== What is being asked ==
Every record must come back unchanged, apart from the pictures, which are dropped.
---*---
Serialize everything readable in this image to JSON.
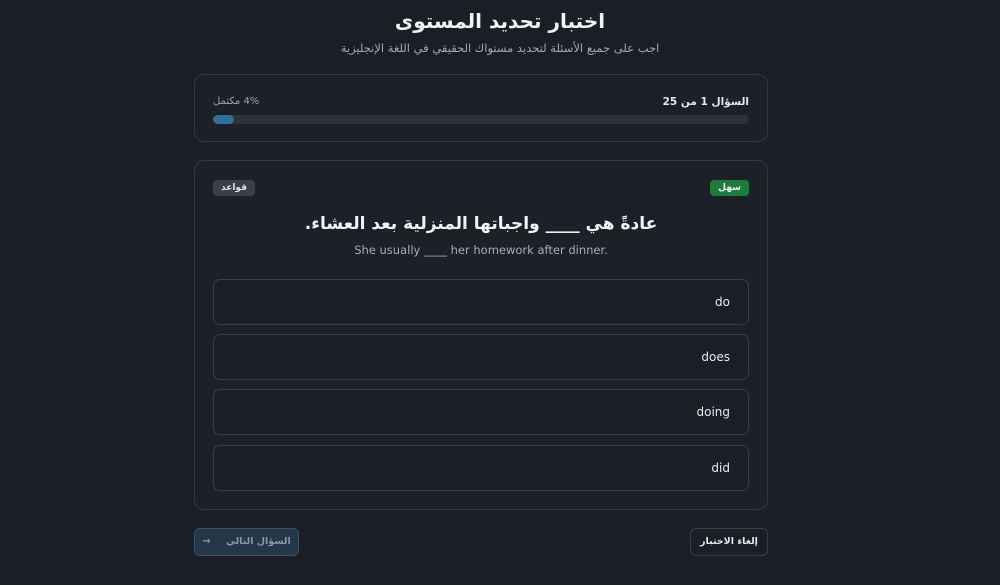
{
  "header": {
    "title": "اختبار تحديد المستوى",
    "subtitle": "اجب على جميع الأسئلة لتحديد مستواك الحقيقي في اللغة الإنجليزية"
  },
  "progress": {
    "question_label": "السؤال 1 من 25",
    "percent_label": "4% مكتمل",
    "percent": 4
  },
  "question": {
    "difficulty": "سهل",
    "category": "قواعد",
    "text": "عادةً هي ____ واجباتها المنزلية بعد العشاء.",
    "translation": "She usually ____ her homework after dinner.",
    "options": [
      "do",
      "does",
      "doing",
      "did"
    ]
  },
  "footer": {
    "cancel_label": "إلغاء الاختبار",
    "next_label": "السؤال التالي",
    "next_icon": "arrow-right-icon"
  }
}
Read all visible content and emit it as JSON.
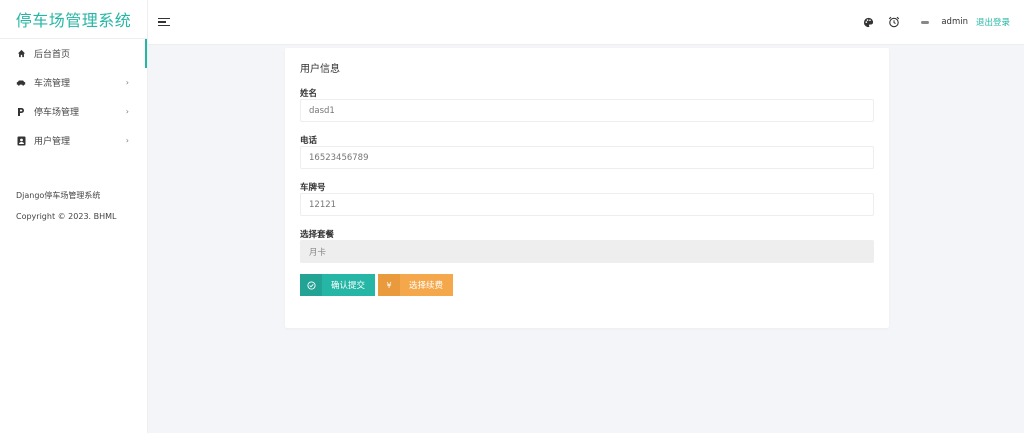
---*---
== Reply to the exercise ==
Serialize everything readable in this image to JSON.
{
  "header": {
    "title": "اختبار تحديد المستوى",
    "subtitle": "اجب على جميع الأسئلة لتحديد مستواك الحقيقي في اللغة الإنجليزية"
  },
  "progress": {
    "question_label": "السؤال 1 من 25",
    "percent_label": "4% مكتمل",
    "percent": 4
  },
  "question": {
    "difficulty": "سهل",
    "category": "قواعد",
    "text": "عادةً هي ____ واجباتها المنزلية بعد العشاء.",
    "translation": "She usually ____ her homework after dinner.",
    "options": [
      "do",
      "does",
      "doing",
      "did"
    ]
  },
  "footer": {
    "cancel_label": "إلغاء الاختبار",
    "next_label": "السؤال التالي",
    "next_icon": "arrow-right-icon"
  }
}
Read all visible content and emit it as JSON.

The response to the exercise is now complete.